### DATA PROVIDED:
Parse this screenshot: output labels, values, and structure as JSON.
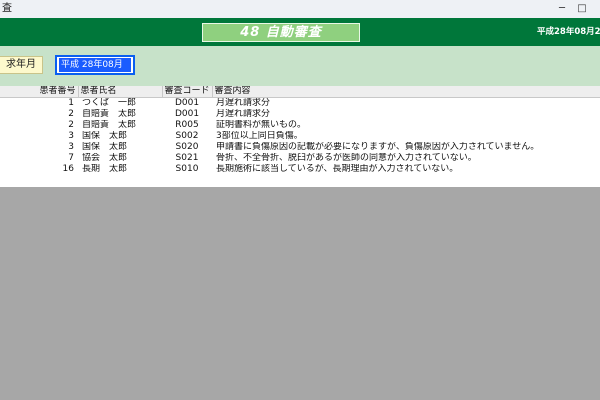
{
  "window": {
    "title": "査",
    "minimize": "─",
    "maximize": "□"
  },
  "header": {
    "banner": "48 自動審査",
    "date": "平成28年08月25"
  },
  "filter": {
    "label": "求年月",
    "value": "平成 28年08月"
  },
  "grid": {
    "columns": [
      "患者番号",
      "患者氏名",
      "審査コード",
      "審査内容"
    ],
    "rows": [
      {
        "no": "1",
        "name": "つくば　一郎",
        "code": "D001",
        "content": "月遅れ請求分"
      },
      {
        "no": "2",
        "name": "自賠責　太郎",
        "code": "D001",
        "content": "月遅れ請求分"
      },
      {
        "no": "2",
        "name": "自賠責　太郎",
        "code": "R005",
        "content": "証明書料が無いもの。"
      },
      {
        "no": "3",
        "name": "国保　太郎",
        "code": "S002",
        "content": "3部位以上同日負傷。"
      },
      {
        "no": "3",
        "name": "国保　太郎",
        "code": "S020",
        "content": "申請書に負傷原因の記載が必要になりますが、負傷原因が入力されていません。"
      },
      {
        "no": "7",
        "name": "協会　太郎",
        "code": "S021",
        "content": "骨折、不全骨折、脱臼があるが医師の同意が入力されていない。"
      },
      {
        "no": "16",
        "name": "長期　太郎",
        "code": "S010",
        "content": "長期施術に該当しているが、長期理由が入力されていない。"
      }
    ]
  }
}
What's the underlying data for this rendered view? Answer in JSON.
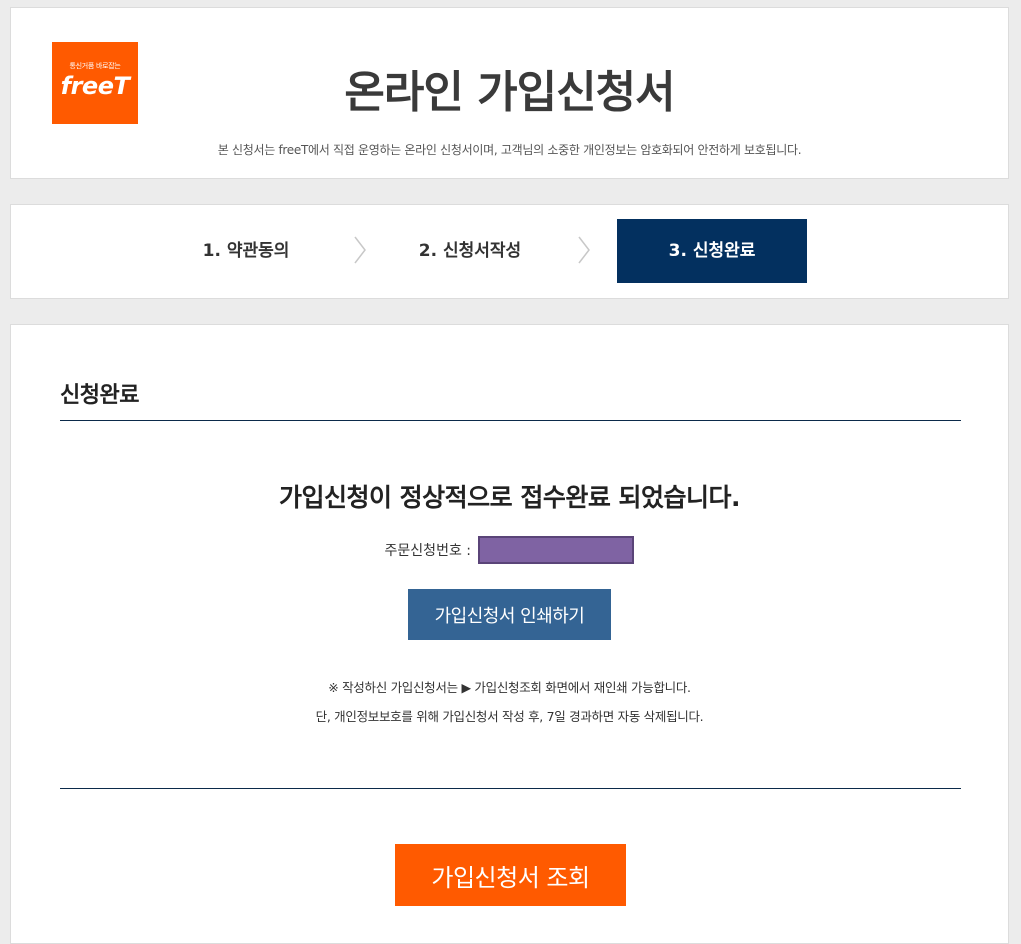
{
  "header": {
    "logo_tagline": "통신거품 바로잡는",
    "logo_brand": "freeT",
    "title": "온라인 가입신청서",
    "subtitle": "본 신청서는 freeT에서 직접 운영하는 온라인 신청서이며, 고객님의 소중한 개인정보는 암호화되어 안전하게 보호됩니다."
  },
  "steps": [
    {
      "label": "1. 약관동의",
      "active": false
    },
    {
      "label": "2. 신청서작성",
      "active": false
    },
    {
      "label": "3. 신청완료",
      "active": true
    }
  ],
  "main": {
    "section_title": "신청완료",
    "done_message": "가입신청이 정상적으로 접수완료 되었습니다.",
    "order_label": "주문신청번호 :",
    "print_button": "가입신청서 인쇄하기",
    "note_1": "※ 작성하신 가입신청서는 ▶ 가입신청조회 화면에서 재인쇄 가능합니다.",
    "note_2": "단, 개인정보보호를 위해 가입신청서 작성 후, 7일 경과하면 자동 삭제됩니다.",
    "lookup_button": "가입신청서 조회"
  },
  "colors": {
    "brand_orange": "#ff5a00",
    "active_step_navy": "#03305f",
    "print_button_blue": "#346494",
    "redaction_purple": "#7f63a3"
  }
}
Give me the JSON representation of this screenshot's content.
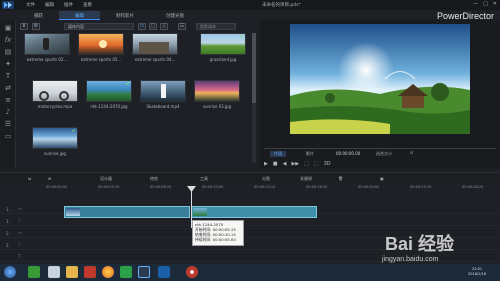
{
  "app": {
    "menu": [
      "文件",
      "编辑",
      "插件",
      "查看"
    ],
    "window_title": "未命名的项目.pds*",
    "brand": "PowerDirector",
    "window_buttons": [
      "—",
      "□",
      "✕"
    ]
  },
  "tabs": [
    {
      "label": "捕获",
      "active": false
    },
    {
      "label": "编辑",
      "active": true
    },
    {
      "label": "制作影片",
      "active": false
    },
    {
      "label": "创建光盘",
      "active": false
    }
  ],
  "library": {
    "filter": "媒体内容",
    "search_placeholder": "搜索媒体",
    "items": [
      {
        "name": "extreme sports 02...",
        "checked": false,
        "scene": "climb"
      },
      {
        "name": "extreme sports 05...",
        "checked": false,
        "scene": "bike-sunset"
      },
      {
        "name": "extreme sports 04...",
        "checked": false,
        "scene": "cliff"
      },
      {
        "name": "grassland.jpg",
        "checked": true,
        "scene": "grass"
      },
      {
        "name": "motorcycles.mpo",
        "checked": false,
        "scene": "moto"
      },
      {
        "name": "ntk-1244-2070.jpg",
        "checked": true,
        "scene": "river"
      },
      {
        "name": "Skateboard.mp4",
        "checked": false,
        "scene": "skate"
      },
      {
        "name": "sunrise 03.jpg",
        "checked": false,
        "scene": "sunrise-pink"
      },
      {
        "name": "sunrise.jpg",
        "checked": true,
        "scene": "sunrise-blue"
      }
    ]
  },
  "preview": {
    "mode_clip": "片段",
    "mode_movie": "影片",
    "timecode": "00:00:00.00",
    "fit": "适合大小",
    "controls": [
      "▶",
      "■",
      "◀",
      "▶▶",
      "⬚",
      "⬚",
      "3D"
    ]
  },
  "timeline_toolbar": {
    "items": [
      "设计器",
      "修剪",
      "工具",
      "分割",
      "关键帧"
    ]
  },
  "ruler": [
    "00:00:00:00",
    "00:00:03:10",
    "00:00:06:20",
    "00:00:10:00",
    "00:00:13:10",
    "00:00:16:20",
    "00:00:20:00",
    "00:00:23:10",
    "00:00:26:20"
  ],
  "tracks": [
    {
      "num": "1."
    },
    {
      "num": "1."
    },
    {
      "num": "2."
    },
    {
      "num": "2."
    },
    {
      "num": ""
    }
  ],
  "tooltip": {
    "lines": [
      "ntk-1244-2070",
      "开始时间: 00:00:05.15",
      "结束时间: 00:00:10.15",
      "持续时间: 00:00:05.00"
    ]
  },
  "taskbar": {
    "time": "22:01",
    "date": "2016/1/16"
  },
  "watermark": {
    "logo": "Bai 经验",
    "url": "jingyan.baidu.com"
  },
  "colors": {
    "accent": "#3d8bff",
    "clip": "#3a7f99",
    "check": "#8fe06a"
  }
}
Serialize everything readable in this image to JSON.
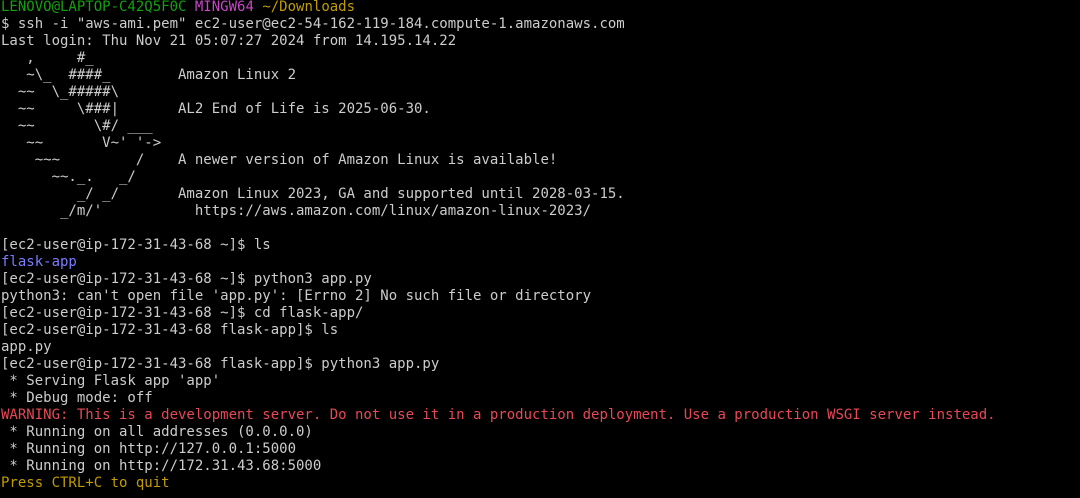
{
  "title_bar": {
    "user_host": "LENOVO@LAPTOP-C42Q5F0C",
    "shell": "MINGW64",
    "cwd": "~/Downloads"
  },
  "lines": {
    "ssh_cmd": "$ ssh -i \"aws-ami.pem\" ec2-user@ec2-54-162-119-184.compute-1.amazonaws.com",
    "last_login": "Last login: Thu Nov 21 05:07:27 2024 from 14.195.14.22",
    "motd_1": "   ,     #_",
    "motd_2": "   ~\\_  ####_        Amazon Linux 2",
    "motd_3": "  ~~  \\_#####\\",
    "motd_4": "  ~~     \\###|       AL2 End of Life is 2025-06-30.",
    "motd_5": "  ~~       \\#/ ___",
    "motd_6": "   ~~       V~' '->",
    "motd_7": "    ~~~         /    A newer version of Amazon Linux is available!",
    "motd_8": "      ~~._.   _/",
    "motd_9": "         _/ _/       Amazon Linux 2023, GA and supported until 2028-03-15.",
    "motd_10": "       _/m/'           https://aws.amazon.com/linux/amazon-linux-2023/",
    "blank": "",
    "cmd_ls_1": "[ec2-user@ip-172-31-43-68 ~]$ ls",
    "out_ls_1": "flask-app",
    "cmd_py_1": "[ec2-user@ip-172-31-43-68 ~]$ python3 app.py",
    "err_py_1": "python3: can't open file 'app.py': [Errno 2] No such file or directory",
    "cmd_cd": "[ec2-user@ip-172-31-43-68 ~]$ cd flask-app/",
    "cmd_ls_2": "[ec2-user@ip-172-31-43-68 flask-app]$ ls",
    "out_ls_2": "app.py",
    "cmd_py_2": "[ec2-user@ip-172-31-43-68 flask-app]$ python3 app.py",
    "flask_1": " * Serving Flask app 'app'",
    "flask_2": " * Debug mode: off",
    "warning": "WARNING: This is a development server. Do not use it in a production deployment. Use a production WSGI server instead.",
    "flask_3": " * Running on all addresses (0.0.0.0)",
    "flask_4": " * Running on http://127.0.0.1:5000",
    "flask_5": " * Running on http://172.31.43.68:5000",
    "quit": "Press CTRL+C to quit"
  },
  "colors": {
    "background": "#000000",
    "text": "#cccccc",
    "green": "#13a10e",
    "magenta": "#c847c8",
    "yellow": "#c19c00",
    "blue": "#7b7bff",
    "red": "#e74856"
  }
}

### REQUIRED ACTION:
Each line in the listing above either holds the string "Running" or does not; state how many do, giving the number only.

### RESPONSE AREA:
3